The Coleus prefers growing in USDA Zones ten and eleven, and it likes rich, moist soils that drain well. Some species can endure planting in the full sun, but they do better in partially shady conditions.
The classic red tulip is a symbol of love, and it’s a great alternative to planting roses in your yard this year. Tulips come in a range of spring-blooming bulbs in various classes and varieties, with each category featuring plenty of reds.
Tulips are suitable for growing in cooler regions of the US, doing well in USDA Zones three through eight. The bulbs require a chilling period of dormancy to awaken in the summer.
In cooler climates, the tulip is hardy and adopts perennial qualities. The flowers bloom in early spring to mid-summer, and tulips require planting in the full sun in rich, well-draining soil.
The Red Salvia is part of a genus of plants producing large red flowers. The Salvia Splendens is the best of the bunch, and it also goes by the names “Red Salvia” or Scarlet Sage.” Many gardeners and homeowners use the Red Salvia for decorative purposes around holidays like Halloween and the 4th of July.
This pant develops perennial qualities in tropical climates, but it’s an annual in most other regions. Salvia enjoys warmer temperatures, and it’s suitable for planting in USDA Zones ten and eleven. The plants grow vigorously, covering a lot of ground in the growing season. They prefer growing in full sunlight conditions and planting in the shade results in poor blooming in the summer.
Love Lies Bleeding
The name of this plant is innovative, and it suits the blood-red flowers produced by this beautiful plant. The Love Lies Bleeding is part of the Amaranth genus, creating dangling flower clusters. The genus includes both perennial and annual species, and many gardeners consider the plants somewhat weedy.
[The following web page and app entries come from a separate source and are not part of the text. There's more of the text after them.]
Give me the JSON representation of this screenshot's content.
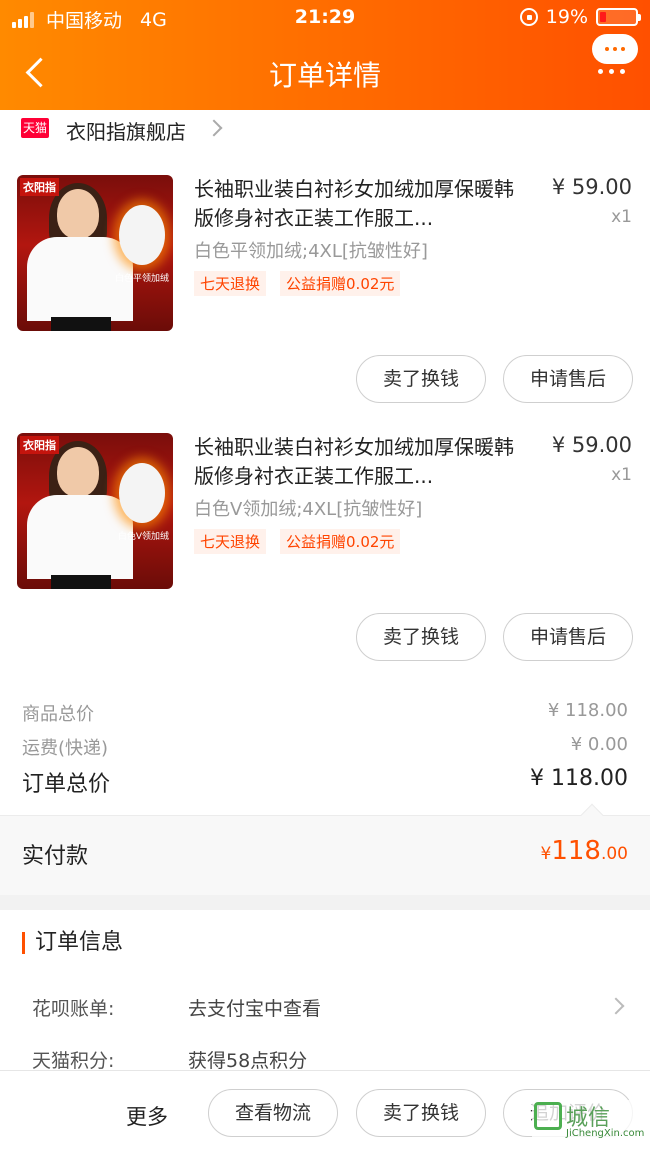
{
  "status_bar": {
    "carrier": "中国移动",
    "network": "4G",
    "time": "21:29",
    "battery": "19%"
  },
  "header": {
    "title": "订单详情"
  },
  "shop": {
    "badge": "天猫",
    "name": "衣阳指旗舰店"
  },
  "items": [
    {
      "name": "长袖职业装白衬衫女加绒加厚保暖韩版修身衬衣正装工作服工...",
      "sku": "白色平领加绒;4XL[抗皱性好]",
      "tags": [
        "七天退换",
        "公益捐赠0.02元"
      ],
      "price": "¥ 59.00",
      "qty": "x1",
      "thumb_brand": "衣阳指",
      "thumb_label": "白色平领加绒",
      "actions": [
        "卖了换钱",
        "申请售后"
      ]
    },
    {
      "name": "长袖职业装白衬衫女加绒加厚保暖韩版修身衬衣正装工作服工...",
      "sku": "白色V领加绒;4XL[抗皱性好]",
      "tags": [
        "七天退换",
        "公益捐赠0.02元"
      ],
      "price": "¥ 59.00",
      "qty": "x1",
      "thumb_brand": "衣阳指",
      "thumb_label": "白色V领加绒",
      "actions": [
        "卖了换钱",
        "申请售后"
      ]
    }
  ],
  "summary": {
    "goods_label": "商品总价",
    "goods_value": "¥ 118.00",
    "shipping_label": "运费(快递)",
    "shipping_value": "¥ 0.00",
    "total_label": "订单总价",
    "total_value": "¥ 118.00"
  },
  "paid": {
    "label": "实付款",
    "currency": "¥",
    "integer": "118",
    "decimal": ".00"
  },
  "order_info": {
    "title": "订单信息",
    "rows": [
      {
        "label": "花呗账单:",
        "value": "去支付宝中查看"
      },
      {
        "label": "天猫积分:",
        "value": "获得58点积分"
      }
    ]
  },
  "footer": {
    "more": "更多",
    "buttons": [
      "查看物流",
      "卖了换钱",
      "追加评价"
    ]
  },
  "watermark": {
    "text": "城信",
    "sub": "JiChengXin.com"
  },
  "colors": {
    "accent": "#ff5000",
    "header_gradient": "#ff8a00",
    "tag_bg": "#fff1eb",
    "tmall_red": "#ff0036"
  }
}
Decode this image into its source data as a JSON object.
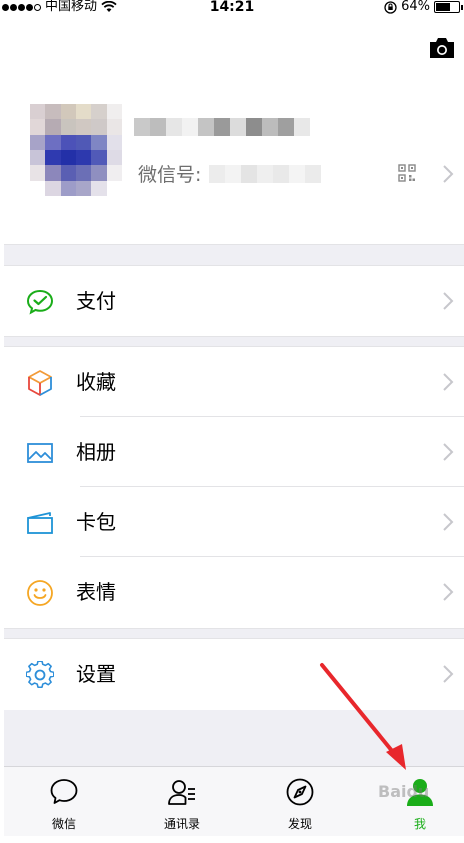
{
  "status_bar": {
    "carrier": "中国移动",
    "time": "14:21",
    "battery": "64%",
    "battery_level": 0.64
  },
  "profile": {
    "wechat_id_label": "微信号:"
  },
  "menu": {
    "pay": "支付",
    "favorites": "收藏",
    "album": "相册",
    "cards": "卡包",
    "stickers": "表情",
    "settings": "设置"
  },
  "tabs": [
    {
      "label": "微信",
      "icon": "chat-bubble-icon"
    },
    {
      "label": "通讯录",
      "icon": "contacts-icon"
    },
    {
      "label": "发现",
      "icon": "compass-icon"
    },
    {
      "label": "我",
      "icon": "me-icon",
      "active": true
    }
  ],
  "colors": {
    "accent_green": "#1aad19",
    "pay_green": "#1aad19",
    "favorites_orange": "#f29b38",
    "album_blue": "#2d8ed9",
    "cards_blue": "#1e93d6",
    "stickers_orange": "#f5a623",
    "settings_blue": "#2d8ed9",
    "annotation_red": "#e8272c",
    "background_gray": "#efeff4"
  }
}
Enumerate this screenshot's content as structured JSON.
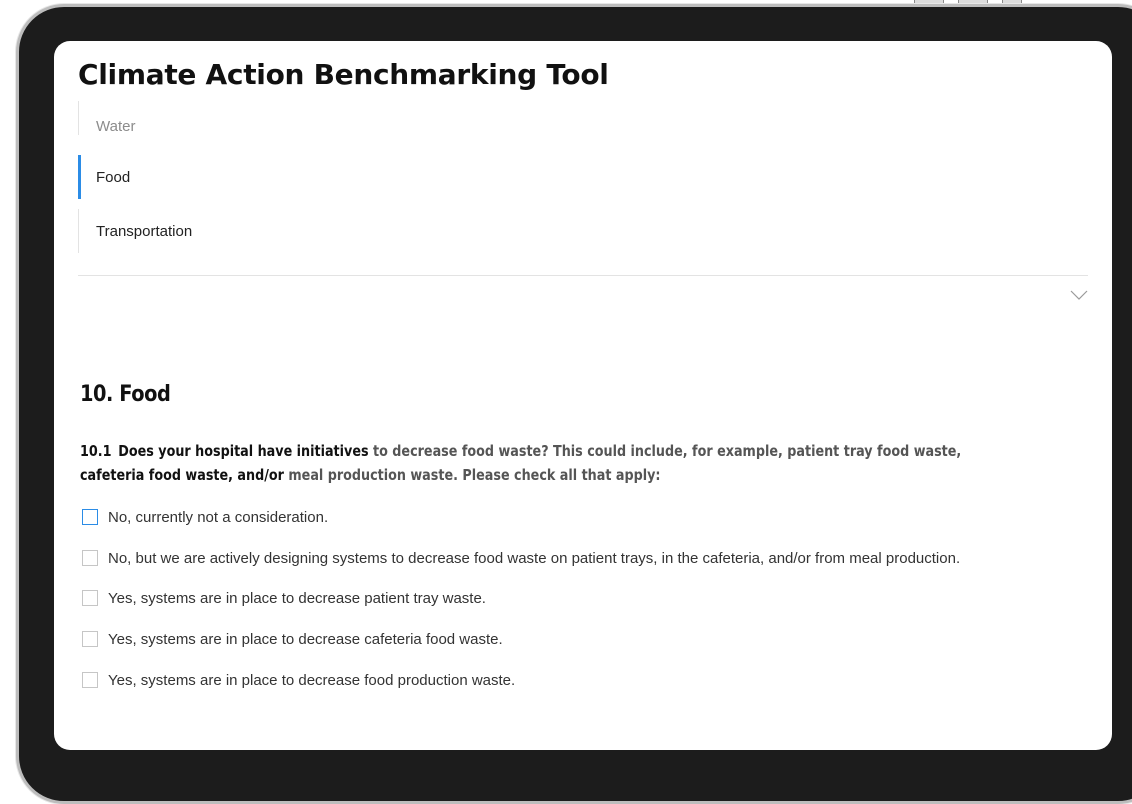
{
  "app": {
    "title": "Climate Action Benchmarking Tool"
  },
  "nav": {
    "items": [
      {
        "label": "Water",
        "state": "previous"
      },
      {
        "label": "Food",
        "state": "active"
      },
      {
        "label": "Transportation",
        "state": "next"
      }
    ],
    "expand_icon": "chevron-down-icon"
  },
  "section": {
    "title": "10. Food",
    "question": {
      "number": "10.1",
      "text_part1": "Does your hospital have initiatives",
      "text_part2": " to decrease food waste? This could include, for example, patient tray food waste, ",
      "text_part3": "cafeteria food waste, and/or",
      "text_part4": " meal production waste. Please check all that apply:"
    },
    "options": [
      {
        "label": "No, currently not a consideration.",
        "checked": false,
        "focused": true
      },
      {
        "label": "No, but we are actively designing systems to decrease food waste on patient trays, in the cafeteria, and/or from meal production.",
        "checked": false,
        "focused": false
      },
      {
        "label": "Yes, systems are in place to decrease patient tray waste.",
        "checked": false,
        "focused": false
      },
      {
        "label": "Yes, systems are in place to decrease cafeteria food waste.",
        "checked": false,
        "focused": false
      },
      {
        "label": "Yes, systems are in place to decrease food production waste.",
        "checked": false,
        "focused": false
      }
    ]
  },
  "colors": {
    "accent": "#2b8ce6",
    "bezel": "#1c1c1c",
    "text_primary": "#111111",
    "text_muted": "#8c8c8c"
  }
}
The Love Lies Bleeding grows to heights of three to five feet, producing flowers all the way through to the first frost. Gardeners like using these plants for borders, and some gardeners like planting the smaller cultivars in hanging baskets to benefit from the drooping flowers.
The Love Lies Bleeding does is one of the few red flowers that do well in all USDA Zones, suiting planting anywhere in the country. It’s a winter-tolerant plant that returns every year to bloom with the right growing conditions. Plant it in the full sun or partial shade in rich, well-draining soil.
This perennial vine grows aggressively, reaching lengths of over 50-feet. Some states may label this creeper as invasive because of its vigorous growth and ability to overpower other plants on the flowerbed and yard.
However, when properly maintained, the Virginia Creeper is a great addition to the yard. The plant produces brilliant red foliage that looks spectacular along the walls and across structures and awnings. The plant does produce small green-white flowers, but they aren’t impressive. Most gardeners deadhead the flowers to enhance the foliage growth in the plant.
The plant also drops berries that are a favorite with local bird populations. It’s a great plant for disguising certain features of your yard, like the tool shed or cracks in walls. The Virginia Creeper also works as a ground cover, and it’s somewhat hardy.
Plant your Virginia Creeper in well-draining soil with medium levels of moisture. It does well in USDA Zones four through nine, with planting in the full sun or partial shade.